In ruling against the consortium’s appeal to reject the class action bid, the court also ordered it to pay legal costs of NIS 40,000 ($11,300), the Globes financial daily reported.
The petitioner, one Moshe Nazri — who like most Israelis, is a consumer of electricity — claims the companies are exploiting their monopoly over the Tamar gas field to charge the Israel Electric Corporation unfairly high prices.
Among the companies targeted by the suit, the biggest in Israel’s history, are Isramco, Dor Energy, Delek Drilling, Avner Oil & Gas Exploration, the Delek Group and US-based Noble Energy.
On the day he submitted his petition in June 2014, Nazri said the group was exploiting its position to charge the IEC $5.40 for a unit of gas-generated energy (mmbtu) when the real cost was $2.34.
Backed up by a professional opinion from an American expert on the gas economy, Prof. James Smith, Nazri claimed that this would reap for the consortium profits of some NIS 2 billion ($567 million) a year.
Smith claimed, among other things, that the Tamar consortium was making a profit of around 57% a year on its investment.
After failing to convince the Tel Aviv District Court to throw out the request for a class action against it, the consortium appealed to the Supreme Court, which issued its ruling on Thursday.
Nazri’s lawyers Yitzhak Yaari and Gilad Barnea welcomed the court’s decision, saying it “removes one of the most significant legal obstacles on the way to compensating IEC consumers.
“In addition to the District Court, the Supreme Court also rejected the Tamar monopoly and the attorney general’s attempt to prevent a deep and thorough discussion about the fairness of the natural gas prices charged by the Tamar consortium.”
The court clarified that approval of the framework did not signify approval of the price.
“We are convinced that at the end of the legal process, it will be found that the Tamar monopoly is using its monopolistic power to charge the most excessive price for the natural gas that belongs to every citizen of Israel.”
A statement from the consortium said that despite the two courts’ decisions, they were still confident that Nazri’s attempt was “futile” and destined to fail.
Nazri’s claims were exaggerated, and were cut off from the way the industry set prices and signed contracts for natural gas, the statement said.
The consortium charged that Israel was only now rehabilitating “the considerable damage caused to its reputation” by the long-delayed natural gas industry framework signed by the government.

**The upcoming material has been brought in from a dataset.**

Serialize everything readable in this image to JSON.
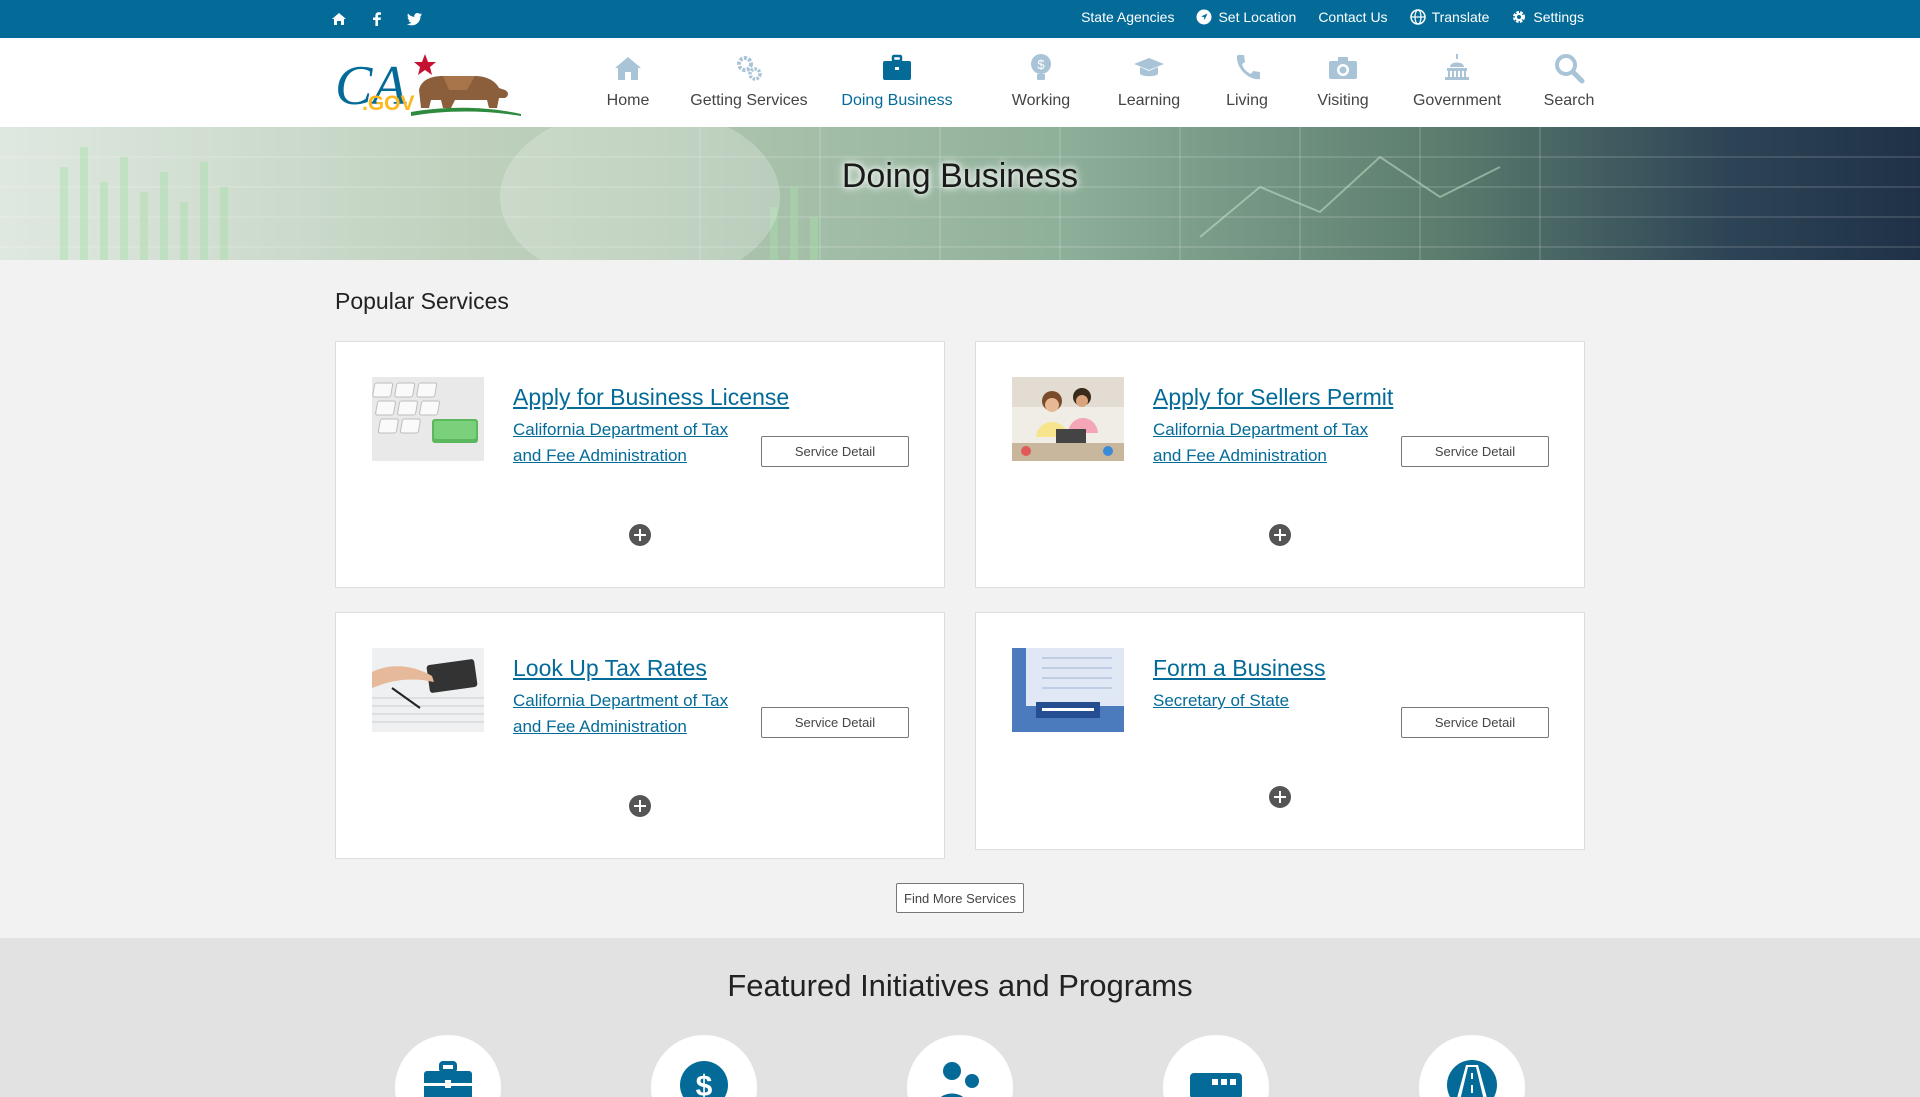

Referring to last week’s discovery of a fault in an undersea pipeline serving Tamar, which forced temporary closure of the pipe for repairs and forced the IEC to resort to coal, which is costlier than gas, the statement said, “Only in the past week did the citizens of Israel understand how significant the contribution of natural gas is to the reduction of electricity prices and the reduction of air pollution in Israel.”
The Tamar field, which was discovered in 2009 and began production in 2013, has estimated reserves of up to 238 billion cubic meters (8.4 trillion cubic feet).
Leviathan, discovered in 2010 and set to begin production in 2019, is estimated to hold 535 billion cubic meters (18.9 trillion cubic feet) of natural gas, along with 34.1 million barrels of condensate.